    how would I find a numerical value for part c if I don't know whether the gas is monotomic or diatomic? they give the temperature but..
    and I thought I had to multiply to get the net work like I did in part A

    okay, so this is what I got when I add them but I don't think I can get a number, correct?

    just this=> [tex]nC_v \Delta(P V_i)/nR + nC_p \Delta(PV)/nR - nC_v \Delta (PV_i)- nCp \Delta(PV)/nR [/tex][
     
  10. Andrew Mason

    Andrew Mason 6,876
    Science Advisor
    Homework Helper

    The area under BC is 6PiVi and the area under DA is -2PiVi so the total is 4PiVi. This represents the net work done BY the gas. So the net work done ON the gas is -4PiVi.


    Your answer has to be in terms of Cv and Cp.

    The answer can be reduced:

    [tex]C_v 2P_iV_i/R + C_p6P_iV_i/R - C_v6P_iV_i - C_p2P_iV_i/R = 4P_iV_i(C_p - C_v) /R [/tex]

    What is Cp-Cv for any gas?

    AM
     
  11. ~christina~

    ~christina~ 824
    Gold Member

    Oh so you have to get the whole area below the box...I thought all I had to do was get the area in the box, that's why I couldn't figure it out.

    but that would be their definition of a numercal value? You don't have to use the given temperature of 0 C ? and 1mol ?

    Cp-Cv= R

    so it becomes [tex]4P_iV_i[/tex]
     
    Last edited: Mar 26, 2008
  12. Andrew Mason

    Andrew Mason 6,876
    Science Advisor
    Homework Helper

    If you take the area under BC and subtract the area under DA the result is the area in the box - the net work done.

    Use the ideal gas law to determine PiVi (n = 1, T = 273K). That will give you the numerical result.

    AM
     
  13. ~christina~

    ~christina~ 824
    Gold Member

    okay I got
    PV= nRT

    PV= 1(8.31J/K*mol)*273K= 2432.43

    4(PV)= 9729.72 J

    Thank You
     
  14. Andrew Mason

    Andrew Mason 6,876
    Science Advisor
    Homework Helper

    That is the net work done by the system per cycle for part c).

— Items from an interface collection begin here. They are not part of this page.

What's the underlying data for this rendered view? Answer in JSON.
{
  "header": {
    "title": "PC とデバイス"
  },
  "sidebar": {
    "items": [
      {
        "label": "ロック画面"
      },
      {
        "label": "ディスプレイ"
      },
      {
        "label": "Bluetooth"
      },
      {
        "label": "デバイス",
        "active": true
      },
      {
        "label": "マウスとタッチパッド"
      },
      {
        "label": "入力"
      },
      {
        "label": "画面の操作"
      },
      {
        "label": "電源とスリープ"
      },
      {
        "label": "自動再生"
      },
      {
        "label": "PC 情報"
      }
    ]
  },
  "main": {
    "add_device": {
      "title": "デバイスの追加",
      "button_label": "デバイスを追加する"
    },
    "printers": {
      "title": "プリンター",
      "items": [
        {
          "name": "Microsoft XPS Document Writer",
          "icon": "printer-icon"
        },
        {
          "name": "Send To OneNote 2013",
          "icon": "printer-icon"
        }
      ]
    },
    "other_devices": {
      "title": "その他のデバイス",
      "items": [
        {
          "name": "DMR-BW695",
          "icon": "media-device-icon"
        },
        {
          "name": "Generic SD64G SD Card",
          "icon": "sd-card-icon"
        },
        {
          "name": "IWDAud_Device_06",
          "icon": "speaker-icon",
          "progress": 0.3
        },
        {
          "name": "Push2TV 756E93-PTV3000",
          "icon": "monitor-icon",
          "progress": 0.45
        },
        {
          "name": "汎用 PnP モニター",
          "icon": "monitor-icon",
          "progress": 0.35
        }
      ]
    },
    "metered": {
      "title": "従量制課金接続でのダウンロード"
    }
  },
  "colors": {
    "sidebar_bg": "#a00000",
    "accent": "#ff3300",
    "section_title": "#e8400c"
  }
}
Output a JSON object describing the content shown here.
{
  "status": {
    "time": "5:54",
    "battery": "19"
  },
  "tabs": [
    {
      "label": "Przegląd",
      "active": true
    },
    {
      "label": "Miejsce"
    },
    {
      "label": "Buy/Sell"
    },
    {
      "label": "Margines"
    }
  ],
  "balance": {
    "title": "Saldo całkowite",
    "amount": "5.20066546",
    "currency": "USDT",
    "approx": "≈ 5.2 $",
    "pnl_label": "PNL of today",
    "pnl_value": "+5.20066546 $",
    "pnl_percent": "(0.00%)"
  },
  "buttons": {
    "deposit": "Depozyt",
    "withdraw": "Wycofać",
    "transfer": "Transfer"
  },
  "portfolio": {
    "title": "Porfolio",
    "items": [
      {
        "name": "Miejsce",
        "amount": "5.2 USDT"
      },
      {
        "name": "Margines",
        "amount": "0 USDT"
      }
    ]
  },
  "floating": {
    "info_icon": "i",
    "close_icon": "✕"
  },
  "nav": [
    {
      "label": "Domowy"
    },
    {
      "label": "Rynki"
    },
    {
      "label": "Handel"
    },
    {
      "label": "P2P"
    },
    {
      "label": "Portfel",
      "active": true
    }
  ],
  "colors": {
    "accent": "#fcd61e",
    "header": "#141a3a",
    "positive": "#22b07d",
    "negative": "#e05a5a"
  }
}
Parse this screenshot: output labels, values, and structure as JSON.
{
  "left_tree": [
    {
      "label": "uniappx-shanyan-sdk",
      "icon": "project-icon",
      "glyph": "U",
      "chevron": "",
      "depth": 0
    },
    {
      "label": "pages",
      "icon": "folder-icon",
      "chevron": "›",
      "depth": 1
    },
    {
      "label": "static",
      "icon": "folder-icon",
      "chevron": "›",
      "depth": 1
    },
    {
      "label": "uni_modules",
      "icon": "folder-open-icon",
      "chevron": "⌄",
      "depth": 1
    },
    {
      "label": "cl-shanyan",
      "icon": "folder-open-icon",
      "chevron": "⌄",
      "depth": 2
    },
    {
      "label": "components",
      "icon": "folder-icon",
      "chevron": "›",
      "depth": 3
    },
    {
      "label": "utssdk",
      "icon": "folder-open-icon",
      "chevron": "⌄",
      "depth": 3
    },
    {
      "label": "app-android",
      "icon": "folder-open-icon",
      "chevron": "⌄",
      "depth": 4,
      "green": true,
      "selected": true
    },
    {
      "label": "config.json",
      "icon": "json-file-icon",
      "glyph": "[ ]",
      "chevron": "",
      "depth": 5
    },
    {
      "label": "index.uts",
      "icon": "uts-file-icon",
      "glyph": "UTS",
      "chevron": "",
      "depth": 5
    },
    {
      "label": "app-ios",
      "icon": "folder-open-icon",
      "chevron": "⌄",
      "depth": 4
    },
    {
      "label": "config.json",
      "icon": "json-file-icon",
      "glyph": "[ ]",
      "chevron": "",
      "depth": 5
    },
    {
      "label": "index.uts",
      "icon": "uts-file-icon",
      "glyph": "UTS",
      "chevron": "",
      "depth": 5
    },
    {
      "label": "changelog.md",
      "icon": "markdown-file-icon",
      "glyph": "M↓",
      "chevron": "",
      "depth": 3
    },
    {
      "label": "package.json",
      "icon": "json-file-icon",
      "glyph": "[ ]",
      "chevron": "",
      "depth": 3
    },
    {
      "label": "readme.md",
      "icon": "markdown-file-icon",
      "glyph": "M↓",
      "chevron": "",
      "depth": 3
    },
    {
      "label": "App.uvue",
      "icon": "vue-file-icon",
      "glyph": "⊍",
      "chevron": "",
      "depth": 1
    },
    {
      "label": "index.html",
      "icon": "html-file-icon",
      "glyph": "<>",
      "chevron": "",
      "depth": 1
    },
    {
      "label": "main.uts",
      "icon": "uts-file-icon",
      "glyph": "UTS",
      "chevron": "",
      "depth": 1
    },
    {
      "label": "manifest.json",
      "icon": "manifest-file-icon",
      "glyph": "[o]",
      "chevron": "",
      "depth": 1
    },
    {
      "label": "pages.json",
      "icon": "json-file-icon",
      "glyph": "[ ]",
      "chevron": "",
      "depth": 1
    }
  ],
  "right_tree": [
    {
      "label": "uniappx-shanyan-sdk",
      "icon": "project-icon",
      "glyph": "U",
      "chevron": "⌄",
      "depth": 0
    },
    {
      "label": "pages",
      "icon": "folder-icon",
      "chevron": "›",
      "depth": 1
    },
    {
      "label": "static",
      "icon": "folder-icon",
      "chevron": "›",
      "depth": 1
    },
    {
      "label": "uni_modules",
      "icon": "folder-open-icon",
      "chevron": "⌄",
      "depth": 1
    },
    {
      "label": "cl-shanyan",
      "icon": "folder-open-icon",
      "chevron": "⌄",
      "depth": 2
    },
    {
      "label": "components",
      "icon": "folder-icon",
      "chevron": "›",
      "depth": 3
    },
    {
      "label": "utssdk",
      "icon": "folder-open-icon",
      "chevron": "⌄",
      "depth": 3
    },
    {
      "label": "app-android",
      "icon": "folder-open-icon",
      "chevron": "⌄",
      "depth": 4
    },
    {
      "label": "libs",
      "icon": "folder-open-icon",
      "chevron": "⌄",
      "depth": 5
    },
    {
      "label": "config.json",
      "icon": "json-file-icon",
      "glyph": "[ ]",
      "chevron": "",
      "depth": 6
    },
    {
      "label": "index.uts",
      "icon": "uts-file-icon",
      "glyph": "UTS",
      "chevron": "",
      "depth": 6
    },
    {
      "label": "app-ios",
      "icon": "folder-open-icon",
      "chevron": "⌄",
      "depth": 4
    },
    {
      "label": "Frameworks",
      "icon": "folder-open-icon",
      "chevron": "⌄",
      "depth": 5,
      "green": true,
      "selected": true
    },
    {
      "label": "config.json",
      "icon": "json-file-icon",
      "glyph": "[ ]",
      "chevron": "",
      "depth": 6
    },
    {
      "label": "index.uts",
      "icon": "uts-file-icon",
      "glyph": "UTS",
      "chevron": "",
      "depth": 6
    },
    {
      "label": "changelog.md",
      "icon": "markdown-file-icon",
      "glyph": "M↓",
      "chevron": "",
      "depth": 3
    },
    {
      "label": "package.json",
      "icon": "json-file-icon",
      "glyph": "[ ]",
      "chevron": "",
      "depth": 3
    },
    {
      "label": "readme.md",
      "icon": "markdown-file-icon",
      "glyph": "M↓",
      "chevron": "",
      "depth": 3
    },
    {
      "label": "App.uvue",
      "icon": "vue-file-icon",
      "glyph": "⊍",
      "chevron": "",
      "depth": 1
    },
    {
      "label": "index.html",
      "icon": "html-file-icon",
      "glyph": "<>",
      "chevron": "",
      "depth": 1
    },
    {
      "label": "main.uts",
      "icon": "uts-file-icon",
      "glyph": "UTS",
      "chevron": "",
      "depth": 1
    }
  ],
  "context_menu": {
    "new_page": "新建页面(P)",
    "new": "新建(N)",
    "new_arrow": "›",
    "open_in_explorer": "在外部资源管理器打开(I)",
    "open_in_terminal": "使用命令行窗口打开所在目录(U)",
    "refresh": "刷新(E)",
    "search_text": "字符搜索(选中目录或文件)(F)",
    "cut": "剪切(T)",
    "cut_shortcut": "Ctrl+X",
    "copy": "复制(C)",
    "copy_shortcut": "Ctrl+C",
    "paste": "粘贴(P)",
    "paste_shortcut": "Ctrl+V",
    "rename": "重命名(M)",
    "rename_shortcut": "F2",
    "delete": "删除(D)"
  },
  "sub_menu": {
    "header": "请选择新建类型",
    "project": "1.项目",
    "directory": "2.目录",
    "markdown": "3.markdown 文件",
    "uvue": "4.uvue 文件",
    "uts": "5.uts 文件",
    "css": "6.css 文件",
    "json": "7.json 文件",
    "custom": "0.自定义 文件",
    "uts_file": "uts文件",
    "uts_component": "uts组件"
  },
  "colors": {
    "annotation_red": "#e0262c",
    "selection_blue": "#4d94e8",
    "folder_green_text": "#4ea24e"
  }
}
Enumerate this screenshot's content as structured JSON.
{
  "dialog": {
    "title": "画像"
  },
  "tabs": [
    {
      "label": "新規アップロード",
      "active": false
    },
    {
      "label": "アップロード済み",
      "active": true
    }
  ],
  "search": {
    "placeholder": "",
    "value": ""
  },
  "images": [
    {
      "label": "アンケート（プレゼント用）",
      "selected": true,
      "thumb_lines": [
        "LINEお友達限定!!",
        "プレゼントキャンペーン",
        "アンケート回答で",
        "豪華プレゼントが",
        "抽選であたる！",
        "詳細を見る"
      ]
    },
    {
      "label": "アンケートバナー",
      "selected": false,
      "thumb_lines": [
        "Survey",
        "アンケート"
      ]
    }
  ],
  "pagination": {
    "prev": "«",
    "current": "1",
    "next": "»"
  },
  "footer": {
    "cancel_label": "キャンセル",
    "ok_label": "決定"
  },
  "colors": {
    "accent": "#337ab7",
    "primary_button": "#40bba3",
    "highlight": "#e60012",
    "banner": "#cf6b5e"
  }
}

    Part b), the net heat energy added to the system is a not clear (the word "net" is confusing). If it refers to Qh - the heat flow into the system, it is asking for the heat flow in parts AB and BC only (heat flows out to the cold reservoir in CD and DA). In order to provide that as a numerical value you will need to know Cv.

    AM
     
  15. ~christina~

    ~christina~ 824
    Gold Member

    so it would just be [tex]4P_iV_i[/tex] since after you cancel, with (Cp- Cv= R)

    Thanks
     
  16. Andrew Mason

    Andrew Mason 6,876
    Science Advisor
    Homework Helper

    For A-C?

    For AB the heat in is Cv(2Pi)Vi/R. For BC, Qh is Cp(2Vi)(3Pi)/R. So the total is:

    [tex]Q_{hAC} = P_iV_i(2C_v + 6C_p)/R = P_iV_i(2C_v + 6(C_v +R))/R = P_iV_i(8C_v + 6)/R[/tex]

    AM
     
  17. ~christina~

    ~christina~ 824
    Gold Member


    oh..okay (I thought I was getting the total heat of one cycle in the above calculations but I guess I was calculating wrong.

    Thanks for your help Andrew :smile:
     
Know someone interested in this topic? Share a link to this question via email, Google+, Twitter, or Facebook

Have something to add?